(Beginning of RECORDS PROVIDED)
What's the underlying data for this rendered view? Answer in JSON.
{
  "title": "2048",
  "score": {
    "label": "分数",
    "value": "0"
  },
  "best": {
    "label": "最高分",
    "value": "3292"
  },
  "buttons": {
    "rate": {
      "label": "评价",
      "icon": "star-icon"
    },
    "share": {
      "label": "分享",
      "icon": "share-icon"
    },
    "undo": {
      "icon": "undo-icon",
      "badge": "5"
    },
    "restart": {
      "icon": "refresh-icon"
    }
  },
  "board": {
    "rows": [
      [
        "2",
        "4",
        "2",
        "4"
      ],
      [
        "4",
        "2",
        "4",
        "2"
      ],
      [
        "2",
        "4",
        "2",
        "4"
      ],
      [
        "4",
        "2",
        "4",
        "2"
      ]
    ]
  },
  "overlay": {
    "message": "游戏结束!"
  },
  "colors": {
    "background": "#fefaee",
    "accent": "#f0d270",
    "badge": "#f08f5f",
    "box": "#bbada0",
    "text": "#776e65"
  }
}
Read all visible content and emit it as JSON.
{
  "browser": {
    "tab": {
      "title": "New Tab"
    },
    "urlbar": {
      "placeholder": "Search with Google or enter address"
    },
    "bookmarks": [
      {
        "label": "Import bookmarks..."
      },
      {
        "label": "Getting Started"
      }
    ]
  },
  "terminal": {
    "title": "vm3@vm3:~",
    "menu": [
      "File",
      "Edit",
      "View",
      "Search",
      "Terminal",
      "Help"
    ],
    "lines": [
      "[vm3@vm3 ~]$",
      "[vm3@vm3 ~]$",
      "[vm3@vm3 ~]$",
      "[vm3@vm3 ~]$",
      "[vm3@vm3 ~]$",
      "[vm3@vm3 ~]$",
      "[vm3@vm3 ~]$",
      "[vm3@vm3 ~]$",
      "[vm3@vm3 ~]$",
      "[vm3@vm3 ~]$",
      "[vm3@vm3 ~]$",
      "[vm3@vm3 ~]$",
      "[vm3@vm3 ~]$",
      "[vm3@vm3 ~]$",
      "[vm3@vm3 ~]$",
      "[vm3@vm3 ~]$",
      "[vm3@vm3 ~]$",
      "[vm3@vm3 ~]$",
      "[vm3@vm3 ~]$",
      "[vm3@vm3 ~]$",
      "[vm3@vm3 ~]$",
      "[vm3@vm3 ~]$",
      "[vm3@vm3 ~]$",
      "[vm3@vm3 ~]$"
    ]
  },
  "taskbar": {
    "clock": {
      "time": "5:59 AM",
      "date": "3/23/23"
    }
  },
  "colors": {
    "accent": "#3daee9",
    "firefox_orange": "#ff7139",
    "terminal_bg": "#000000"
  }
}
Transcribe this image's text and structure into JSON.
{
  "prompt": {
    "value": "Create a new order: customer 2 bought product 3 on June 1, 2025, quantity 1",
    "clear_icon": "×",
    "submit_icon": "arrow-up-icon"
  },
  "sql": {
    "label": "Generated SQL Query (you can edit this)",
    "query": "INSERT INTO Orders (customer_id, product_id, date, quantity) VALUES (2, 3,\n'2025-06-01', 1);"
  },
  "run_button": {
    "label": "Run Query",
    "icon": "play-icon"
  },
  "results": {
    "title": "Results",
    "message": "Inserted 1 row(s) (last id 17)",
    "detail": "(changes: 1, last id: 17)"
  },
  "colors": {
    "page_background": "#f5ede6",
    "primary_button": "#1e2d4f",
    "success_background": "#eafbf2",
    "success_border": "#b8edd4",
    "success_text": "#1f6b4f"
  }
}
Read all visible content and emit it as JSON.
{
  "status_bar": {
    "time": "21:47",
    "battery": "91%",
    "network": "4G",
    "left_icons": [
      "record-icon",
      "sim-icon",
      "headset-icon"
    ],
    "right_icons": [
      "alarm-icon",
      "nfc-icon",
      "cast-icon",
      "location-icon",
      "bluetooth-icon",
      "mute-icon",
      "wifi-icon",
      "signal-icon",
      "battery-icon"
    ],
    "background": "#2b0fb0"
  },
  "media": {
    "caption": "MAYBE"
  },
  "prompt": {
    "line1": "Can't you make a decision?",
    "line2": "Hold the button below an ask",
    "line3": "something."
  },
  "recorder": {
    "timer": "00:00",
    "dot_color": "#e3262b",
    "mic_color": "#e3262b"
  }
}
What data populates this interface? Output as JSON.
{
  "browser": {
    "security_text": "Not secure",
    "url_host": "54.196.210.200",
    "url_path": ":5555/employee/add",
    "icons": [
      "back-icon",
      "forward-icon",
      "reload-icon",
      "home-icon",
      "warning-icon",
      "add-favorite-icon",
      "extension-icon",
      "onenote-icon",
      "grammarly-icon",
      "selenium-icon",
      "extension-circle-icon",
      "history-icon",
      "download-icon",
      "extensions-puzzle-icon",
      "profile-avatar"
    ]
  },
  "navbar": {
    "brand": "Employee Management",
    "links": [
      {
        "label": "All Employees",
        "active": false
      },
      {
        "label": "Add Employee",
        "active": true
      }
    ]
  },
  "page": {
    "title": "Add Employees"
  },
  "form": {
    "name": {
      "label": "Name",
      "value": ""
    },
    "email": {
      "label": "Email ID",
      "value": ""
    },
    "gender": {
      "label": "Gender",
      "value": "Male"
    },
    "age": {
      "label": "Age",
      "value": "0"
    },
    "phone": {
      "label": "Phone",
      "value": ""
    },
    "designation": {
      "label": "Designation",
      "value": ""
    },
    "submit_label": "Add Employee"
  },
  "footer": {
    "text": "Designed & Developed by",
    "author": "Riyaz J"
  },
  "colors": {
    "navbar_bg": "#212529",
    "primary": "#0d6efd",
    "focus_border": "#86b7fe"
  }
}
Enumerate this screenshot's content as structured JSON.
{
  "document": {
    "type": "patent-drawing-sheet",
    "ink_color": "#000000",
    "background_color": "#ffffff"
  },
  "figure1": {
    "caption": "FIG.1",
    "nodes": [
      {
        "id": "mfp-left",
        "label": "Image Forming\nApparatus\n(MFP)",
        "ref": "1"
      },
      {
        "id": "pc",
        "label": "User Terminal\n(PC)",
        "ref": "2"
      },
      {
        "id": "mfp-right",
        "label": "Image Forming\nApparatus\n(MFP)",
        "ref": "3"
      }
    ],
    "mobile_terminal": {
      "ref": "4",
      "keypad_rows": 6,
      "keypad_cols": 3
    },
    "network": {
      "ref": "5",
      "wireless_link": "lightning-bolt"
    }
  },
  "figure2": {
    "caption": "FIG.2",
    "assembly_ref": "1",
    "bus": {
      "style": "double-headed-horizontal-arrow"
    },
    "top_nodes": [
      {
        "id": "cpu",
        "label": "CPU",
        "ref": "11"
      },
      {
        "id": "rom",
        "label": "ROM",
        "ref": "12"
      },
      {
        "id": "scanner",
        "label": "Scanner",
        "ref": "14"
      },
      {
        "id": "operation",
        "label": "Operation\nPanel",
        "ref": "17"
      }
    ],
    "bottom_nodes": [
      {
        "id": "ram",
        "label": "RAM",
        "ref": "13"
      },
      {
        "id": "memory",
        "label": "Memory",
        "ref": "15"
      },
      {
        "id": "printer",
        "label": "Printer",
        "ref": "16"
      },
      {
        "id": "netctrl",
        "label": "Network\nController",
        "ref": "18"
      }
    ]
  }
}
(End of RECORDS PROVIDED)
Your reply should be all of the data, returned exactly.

SOLUTION TO THIS EXERCISE:
What's the underlying data for this rendered view? Answer in JSON.
{
  "title": "2048",
  "score": {
    "label": "分数",
    "value": "0"
  },
  "best": {
    "label": "最高分",
    "value": "3292"
  },
  "buttons": {
    "rate": {
      "label": "评价",
      "icon": "star-icon"
    },
    "share": {
      "label": "分享",
      "icon": "share-icon"
    },
    "undo": {
      "icon": "undo-icon",
      "badge": "5"
    },
    "restart": {
      "icon": "refresh-icon"
    }
  },
  "board": {
    "rows": [
      [
        "2",
        "4",
        "2",
        "4"
      ],
      [
        "4",
        "2",
        "4",
        "2"
      ],
      [
        "2",
        "4",
        "2",
        "4"
      ],
      [
        "4",
        "2",
        "4",
        "2"
      ]
    ]
  },
  "overlay": {
    "message": "游戏结束!"
  },
  "colors": {
    "background": "#fefaee",
    "accent": "#f0d270",
    "badge": "#f08f5f",
    "box": "#bbada0",
    "text": "#776e65"
  }
}
Read all visible content and emit it as JSON.
{
  "browser": {
    "tab": {
      "title": "New Tab"
    },
    "urlbar": {
      "placeholder": "Search with Google or enter address"
    },
    "bookmarks": [
      {
        "label": "Import bookmarks..."
      },
      {
        "label": "Getting Started"
      }
    ]
  },
  "terminal": {
    "title": "vm3@vm3:~",
    "menu": [
      "File",
      "Edit",
      "View",
      "Search",
      "Terminal",
      "Help"
    ],
    "lines": [
      "[vm3@vm3 ~]$",
      "[vm3@vm3 ~]$",
      "[vm3@vm3 ~]$",
      "[vm3@vm3 ~]$",
      "[vm3@vm3 ~]$",
      "[vm3@vm3 ~]$",
      "[vm3@vm3 ~]$",
      "[vm3@vm3 ~]$",
      "[vm3@vm3 ~]$",
      "[vm3@vm3 ~]$",
      "[vm3@vm3 ~]$",
      "[vm3@vm3 ~]$",
      "[vm3@vm3 ~]$",
      "[vm3@vm3 ~]$",
      "[vm3@vm3 ~]$",
      "[vm3@vm3 ~]$",
      "[vm3@vm3 ~]$",
      "[vm3@vm3 ~]$",
      "[vm3@vm3 ~]$",
      "[vm3@vm3 ~]$",
      "[vm3@vm3 ~]$",
      "[vm3@vm3 ~]$",
      "[vm3@vm3 ~]$",
      "[vm3@vm3 ~]$"
    ]
  },
  "taskbar": {
    "clock": {
      "time": "5:59 AM",
      "date": "3/23/23"
    }
  },
  "colors": {
    "accent": "#3daee9",
    "firefox_orange": "#ff7139",
    "terminal_bg": "#000000"
  }
}
Transcribe this image's text and structure into JSON.
{
  "prompt": {
    "value": "Create a new order: customer 2 bought product 3 on June 1, 2025, quantity 1",
    "clear_icon": "×",
    "submit_icon": "arrow-up-icon"
  },
  "sql": {
    "label": "Generated SQL Query (you can edit this)",
    "query": "INSERT INTO Orders (customer_id, product_id, date, quantity) VALUES (2, 3,\n'2025-06-01', 1);"
  },
  "run_button": {
    "label": "Run Query",
    "icon": "play-icon"
  },
  "results": {
    "title": "Results",
    "message": "Inserted 1 row(s) (last id 17)",
    "detail": "(changes: 1, last id: 17)"
  },
  "colors": {
    "page_background": "#f5ede6",
    "primary_button": "#1e2d4f",
    "success_background": "#eafbf2",
    "success_border": "#b8edd4",
    "success_text": "#1f6b4f"
  }
}
Read all visible content and emit it as JSON.
{
  "status_bar": {
    "time": "21:47",
    "battery": "91%",
    "network": "4G",
    "left_icons": [
      "record-icon",
      "sim-icon",
      "headset-icon"
    ],
    "right_icons": [
      "alarm-icon",
      "nfc-icon",
      "cast-icon",
      "location-icon",
      "bluetooth-icon",
      "mute-icon",
      "wifi-icon",
      "signal-icon",
      "battery-icon"
    ],
    "background": "#2b0fb0"
  },
  "media": {
    "caption": "MAYBE"
  },
  "prompt": {
    "line1": "Can't you make a decision?",
    "line2": "Hold the button below an ask",
    "line3": "something."
  },
  "recorder": {
    "timer": "00:00",
    "dot_color": "#e3262b",
    "mic_color": "#e3262b"
  }
}
What data populates this interface? Output as JSON.
{
  "browser": {
    "security_text": "Not secure",
    "url_host": "54.196.210.200",
    "url_path": ":5555/employee/add",
    "icons": [
      "back-icon",
      "forward-icon",
      "reload-icon",
      "home-icon",
      "warning-icon",
      "add-favorite-icon",
      "extension-icon",
      "onenote-icon",
      "grammarly-icon",
      "selenium-icon",
      "extension-circle-icon",
      "history-icon",
      "download-icon",
      "extensions-puzzle-icon",
      "profile-avatar"
    ]
  },
  "navbar": {
    "brand": "Employee Management",
    "links": [
      {
        "label": "All Employees",
        "active": false
      },
      {
        "label": "Add Employee",
        "active": true
      }
    ]
  },
  "page": {
    "title": "Add Employees"
  },
  "form": {
    "name": {
      "label": "Name",
      "value": ""
    },
    "email": {
      "label": "Email ID",
      "value": ""
    },
    "gender": {
      "label": "Gender",
      "value": "Male"
    },
    "age": {
      "label": "Age",
      "value": "0"
    },
    "phone": {
      "label": "Phone",
      "value": ""
    },
    "designation": {
      "label": "Designation",
      "value": ""
    },
    "submit_label": "Add Employee"
  },
  "footer": {
    "text": "Designed & Developed by",
    "author": "Riyaz J"
  },
  "colors": {
    "navbar_bg": "#212529",
    "primary": "#0d6efd",
    "focus_border": "#86b7fe"
  }
}
Enumerate this screenshot's content as structured JSON.
{
  "document": {
    "type": "patent-drawing-sheet",
    "ink_color": "#000000",
    "background_color": "#ffffff"
  },
  "figure1": {
    "caption": "FIG.1",
    "nodes": [
      {
        "id": "mfp-left",
        "label": "Image Forming\nApparatus\n(MFP)",
        "ref": "1"
      },
      {
        "id": "pc",
        "label": "User Terminal\n(PC)",
        "ref": "2"
      },
      {
        "id": "mfp-right",
        "label": "Image Forming\nApparatus\n(MFP)",
        "ref": "3"
      }
    ],
    "mobile_terminal": {
      "ref": "4",
      "keypad_rows": 6,
      "keypad_cols": 3
    },
    "network": {
      "ref": "5",
      "wireless_link": "lightning-bolt"
    }
  },
  "figure2": {
    "caption": "FIG.2",
    "assembly_ref": "1",
    "bus": {
      "style": "double-headed-horizontal-arrow"
    },
    "top_nodes": [
      {
        "id": "cpu",
        "label": "CPU",
        "ref": "11"
      },
      {
        "id": "rom",
        "label": "ROM",
        "ref": "12"
      },
      {
        "id": "scanner",
        "label": "Scanner",
        "ref": "14"
      },
      {
        "id": "operation",
        "label": "Operation\nPanel",
        "ref": "17"
      }
    ],
    "bottom_nodes": [
      {
        "id": "ram",
        "label": "RAM",
        "ref": "13"
      },
      {
        "id": "memory",
        "label": "Memory",
        "ref": "15"
      },
      {
        "id": "printer",
        "label": "Printer",
        "ref": "16"
      },
      {
        "id": "netctrl",
        "label": "Network\nController",
        "ref": "18"
      }
    ]
  }
}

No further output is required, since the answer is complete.